Schwiegerling J. , DeHoog E. (2010) “Problems testing diffractive intraocular lenses with Shack-Hartmann sensors” Appl. Opt. 49 62 - 68
Zhou C. , Wang W. , Yang K. , Chai X. , Ren Q. (2008) “Measurement and comparison of the optical performance of an ophthalmic lens based on a Hartmann-Shack wavefront sensor in real viewing conditions” Appl. Opt. 47 6434 - 6441
Jeong T. M. , Yoon G. (2006) “Customized correction of wavefront aberrations in abnormal human eyes by using a phase plate and a customized contact lens” J. Korean Phys. Soc. 49 121 - 125
Ko D. S. , Lee B. H. (2006) “Optics of refractometers for refractive power measurement of the human eye” J. Opt. Soc. Korea 10 145 - 156
Moreno-Barriuso E. , Navarro R. (2000) “Laser ray tracing versus Hartmann-Shack sensor for measuring optical aberrations in the human eye” J. Opt. Soc. Am. A 17 974 - 985
Kelly T. , Veitch P. J. , Brooks A. F. , Munch J. (2007) “Accurate and precise optical testing with a differential Hartmann wavefront sensor” Appl. Opt. 46 861 - 866
Diaz-Uribe R. , Pedraza-Contreras J. , Cardona-Nunez O. , Cordero-Davila A. , Cornejo-Rodriguez A. (1986) “Cylindrical lenses: testing and radius of curvature measurement” Appl. Opt. 25 1707 - 1709
Nyyssonen D. , Jerke J. M. (1973) “Lens testing with a simple wavefront shearing interferometer” Appl. Opt. 12 2061 - 2070
Bernardo L. M. , Soares O. D. D. (1988) “Evaluation of the focal distance of a lens by Talbot interferometry” Appl. Opt. 27 296 - 301
Neal D. R. , Copland R. J. , Neal D. A. , Topa D. M. , Riera P. (2004) “Measurement of lens focal length using multi-curvature analysis of Shack-Hartmann wavefront data” Proc.
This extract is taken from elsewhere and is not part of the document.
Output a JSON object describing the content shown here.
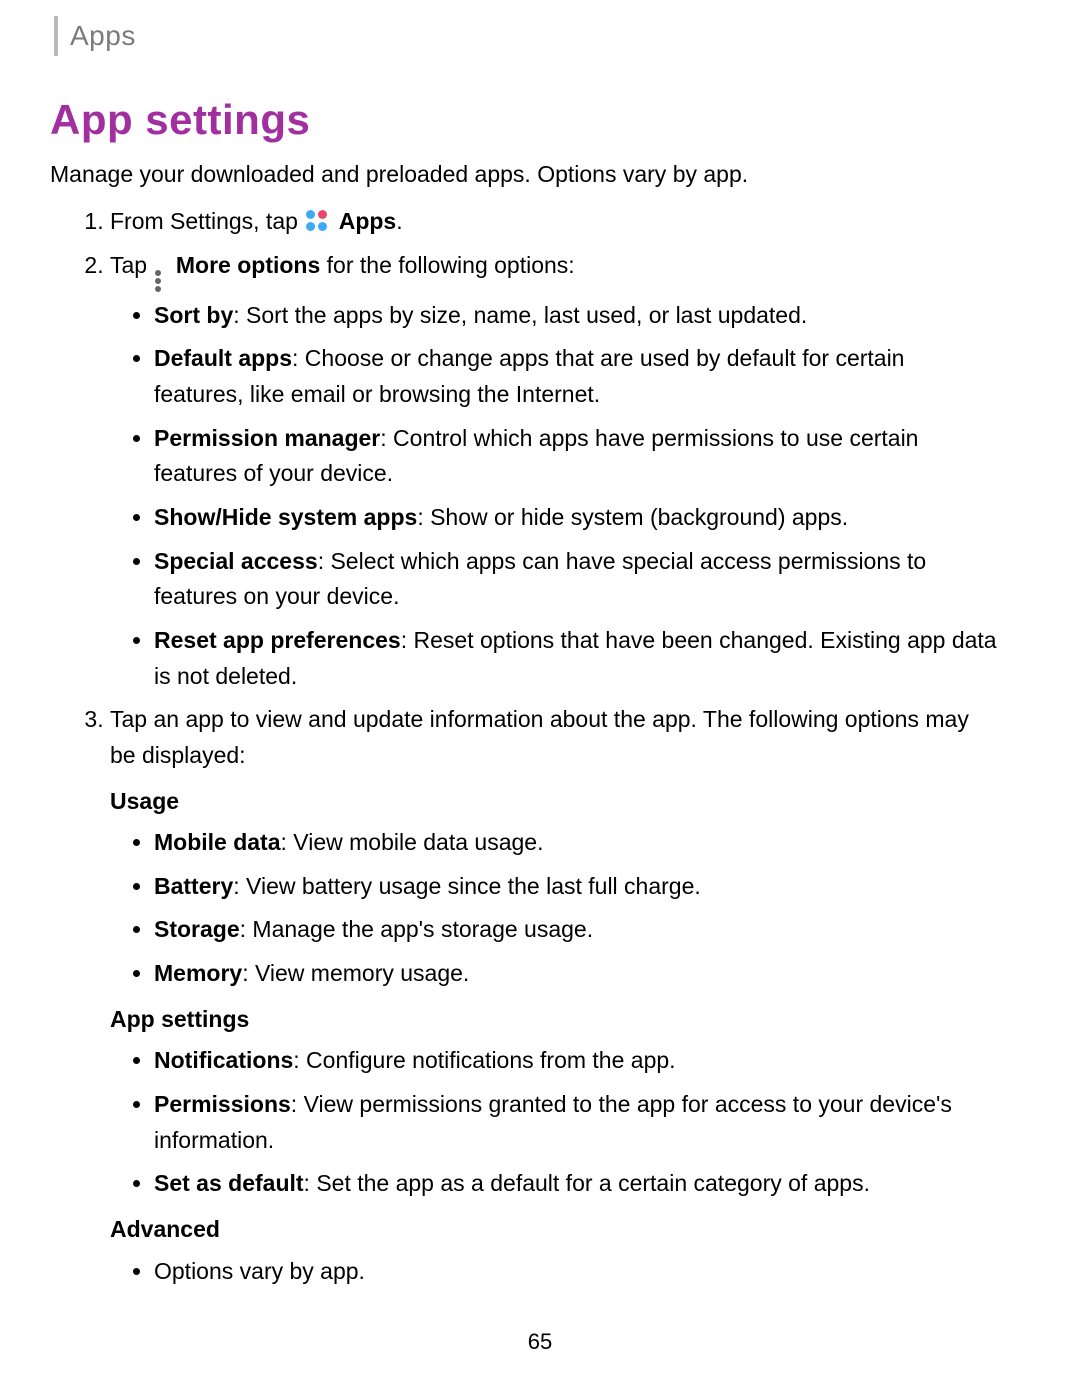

SPIE 5523 243 - 256
Kumar Y. P. , Chatterjee S. (2009) “Technique for the focal length measurement of positive lenses using Fizeau interferometry” Appl. Opt. 48 730 - 736
Matsuda K. , Barnes T. H. , Oreb B. F. , Sheppard C. J. R. (1999) “Focal-length measurement by multiple-beam shearing interferometry” Appl. Opt. 38 3542 - 3548
Watkins R. (2007) Zemax Models of Human Eye http://www.radiantzemax.com/kb-en/Knowledgebase/Zemax-Models-of-the-Human-Eye
Lane R. G. , Tallon M. (1992) “Wave-front reconstruction using a Shack-Hartmann sensor” Appl. Opt. 31 6902 - 6908
Park S. K. , Baik S. H. , Seo Y. S. , Kim C. J. , Ra S. W. (2003) “Wavefront measuring algorithm with improved measurement resolution using a Shack-Hartmann sensor” J. Korean Phys. Soc. 42 743 - 750
Topa D. M. (2002) “Wavefront reconstruction for the Shack-Hartmann wavefront sensor” Proc. SPIE 4769 101 - 116
Malacara D. 2007 Optical Shop Testing 3rd ed. A John Wiley & Sons, Inc. NJ, USA
Born M. , Wolf E. 1999 Principles of Optics 7th ed. Cambridge University Press NY, USA
Hecht E. 2001 Optics 4th ed. Addison-Wesley NY, USA